From the NYTimes:
The Manhattan district attorney’s office on Monday began presenting evidence to a grand jury about Donald J. Trump’s role in paying hush money to a porn star during his 2016 presidential campaign, laying the groundwork for potential criminal charges against the former president in the coming months, according to people with knowledge of the matter.
The grand jury was recently impaneled, and the beginning of witness testimony represents a clear signal that the district attorney, Alvin L. Bragg, is nearing a decision about whether to charge Mr. Trump.
And for some context:
For prosecutors, the core of any possible case is the way in which Mr. Trump reimbursed Mr. Cohen for the $130,000 he paid Ms. Daniels and how the company recorded that payment. According to court papers in Mr. Cohen’s federal case, Mr. Trump’s company falsely identified the reimbursements as legal expenses.

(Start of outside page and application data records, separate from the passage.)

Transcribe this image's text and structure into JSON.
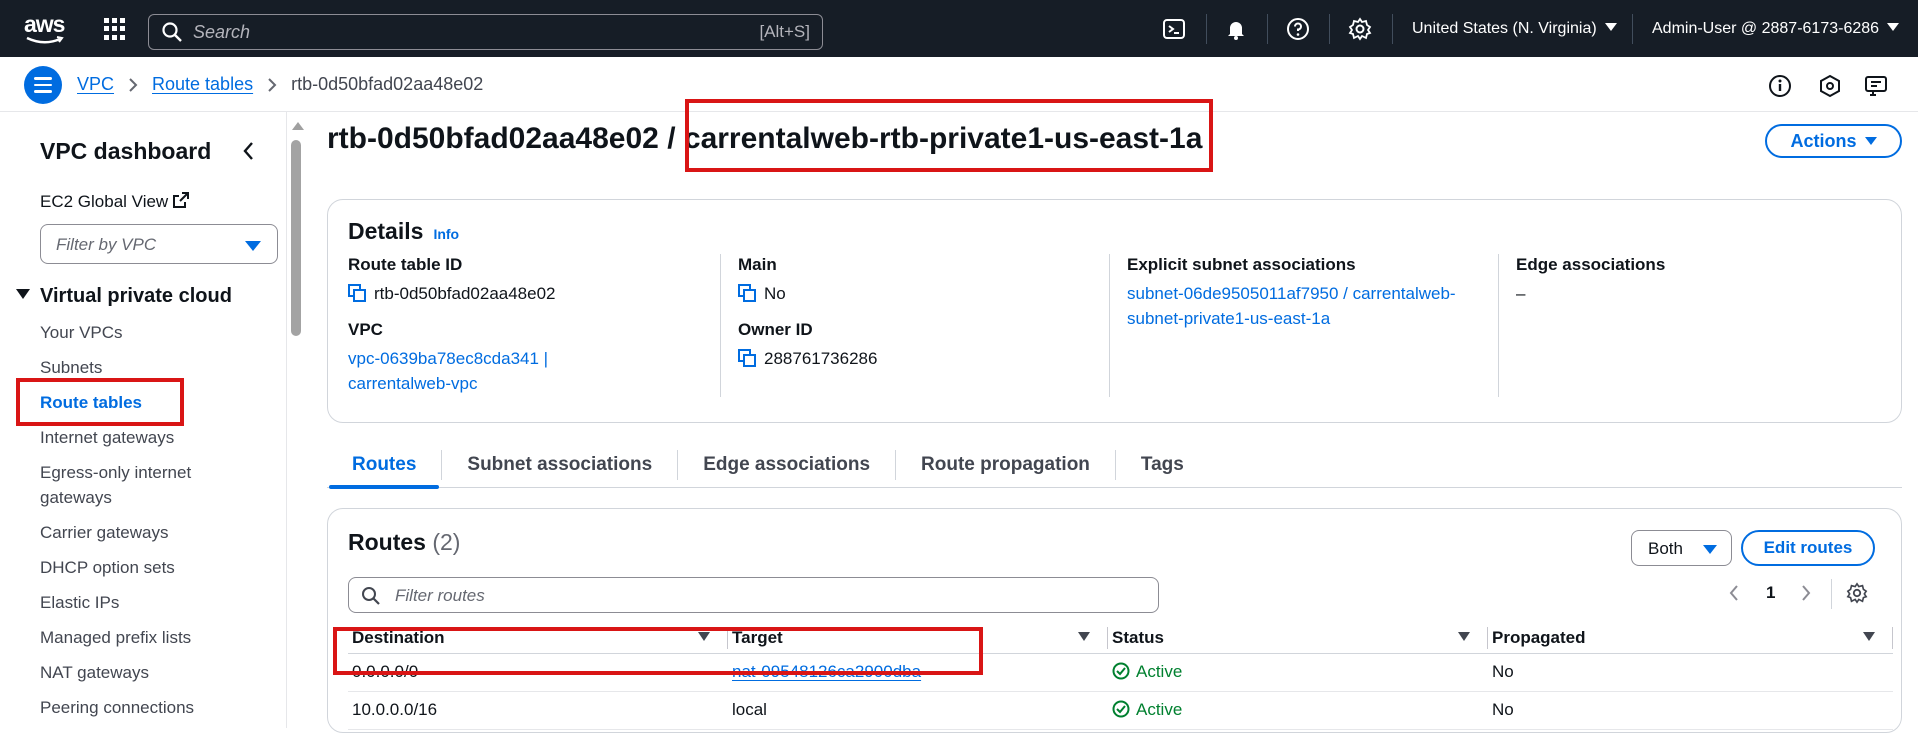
{
  "topbar": {
    "logo_text": "aws",
    "search_placeholder": "Search",
    "search_shortcut": "[Alt+S]",
    "region": "United States (N. Virginia)",
    "account": "Admin-User @ 2887-6173-6286"
  },
  "breadcrumbs": {
    "vpc": "VPC",
    "route_tables": "Route tables",
    "current": "rtb-0d50bfad02aa48e02"
  },
  "sidebar": {
    "title": "VPC dashboard",
    "ec2_global_view": "EC2 Global View",
    "filter_placeholder": "Filter by VPC",
    "section": "Virtual private cloud",
    "items": [
      "Your VPCs",
      "Subnets",
      "Route tables",
      "Internet gateways",
      "Egress-only internet gateways",
      "Carrier gateways",
      "DHCP option sets",
      "Elastic IPs",
      "Managed prefix lists",
      "NAT gateways",
      "Peering connections"
    ]
  },
  "page": {
    "title_id": "rtb-0d50bfad02aa48e02",
    "title_sep": "/",
    "title_name": "carrentalweb-rtb-private1-us-east-1a",
    "actions_label": "Actions"
  },
  "details": {
    "heading": "Details",
    "info": "Info",
    "route_table_id_label": "Route table ID",
    "route_table_id": "rtb-0d50bfad02aa48e02",
    "vpc_label": "VPC",
    "vpc_value": "vpc-0639ba78ec8cda341 | carrentalweb-vpc",
    "main_label": "Main",
    "main_value": "No",
    "owner_label": "Owner ID",
    "owner_value": "288761736286",
    "explicit_label": "Explicit subnet associations",
    "explicit_value": "subnet-06de9505011af7950 / carrentalweb-subnet-private1-us-east-1a",
    "edge_label": "Edge associations",
    "edge_value": "–"
  },
  "tabs": [
    "Routes",
    "Subnet associations",
    "Edge associations",
    "Route propagation",
    "Tags"
  ],
  "routes": {
    "heading": "Routes",
    "count": "(2)",
    "filter_label": "Both",
    "edit_label": "Edit routes",
    "filter_placeholder": "Filter routes",
    "page": "1",
    "columns": [
      "Destination",
      "Target",
      "Status",
      "Propagated"
    ],
    "rows": [
      {
        "destination": "0.0.0.0/0",
        "target": "nat-09548126ca2900dba",
        "status": "Active",
        "propagated": "No"
      },
      {
        "destination": "10.0.0.0/16",
        "target": "local",
        "status": "Active",
        "propagated": "No"
      }
    ]
  },
  "colors": {
    "accent": "#006ce0",
    "topbar_bg": "#161d26",
    "success": "#00802f",
    "highlight": "#d91515"
  },
  "icons": [
    "aws-logo",
    "apps-grid-icon",
    "search-icon",
    "cloudshell-icon",
    "bell-icon",
    "help-icon",
    "gear-icon",
    "menu-icon",
    "info-icon",
    "notification-icon",
    "feedback-icon",
    "collapse-icon",
    "external-link-icon",
    "copy-icon",
    "success-icon"
  ]
}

The district attorney’s office now appears to be focusing on whether erroneously classifying the payments to Mr. Cohen as a legal expense ran afoul of a New York law that prohibits the falsifying of business records.
Violations of that law can be charged as a misdemeanor. To make it a felony, prosecutors would need to show that Mr. Trump falsified the records to help commit or conceal a second crime — in this case, violating a New York State election law, according to a person with knowledge of the matter. That second aspect has largely gone untested, and would therefore make for a risky legal case against any defendant, let alone the former president.
And then there's this from the AP:
Former President Donald Trump and his allies have been put on notice by a prosecutor, but the warning didn’t come from anyone at the Justice Department.
It was from a Georgia prosecutor who indicated she was likely to seek criminal charges soon in a two-year election subversion probe. In trying to block the release of a special grand jury’s report, Fulton County District Attorney Fani Willis argued in court last week that decisions in the case were “imminent” and that the report’s publication could jeopardize the rights of “future defendants.”
Though Willis, a Democrat, didn’t mention Trump by name, her comments marked the first time a prosecutor in any of several current investigations tied to the Republican former president has hinted that charges could be forthcoming. The remarks ratcheted anticipation that an investigation focused, in part, on Trump’s call with Georgia’s secretary of state could conclude before ongoing federal probes.
In case you missed it.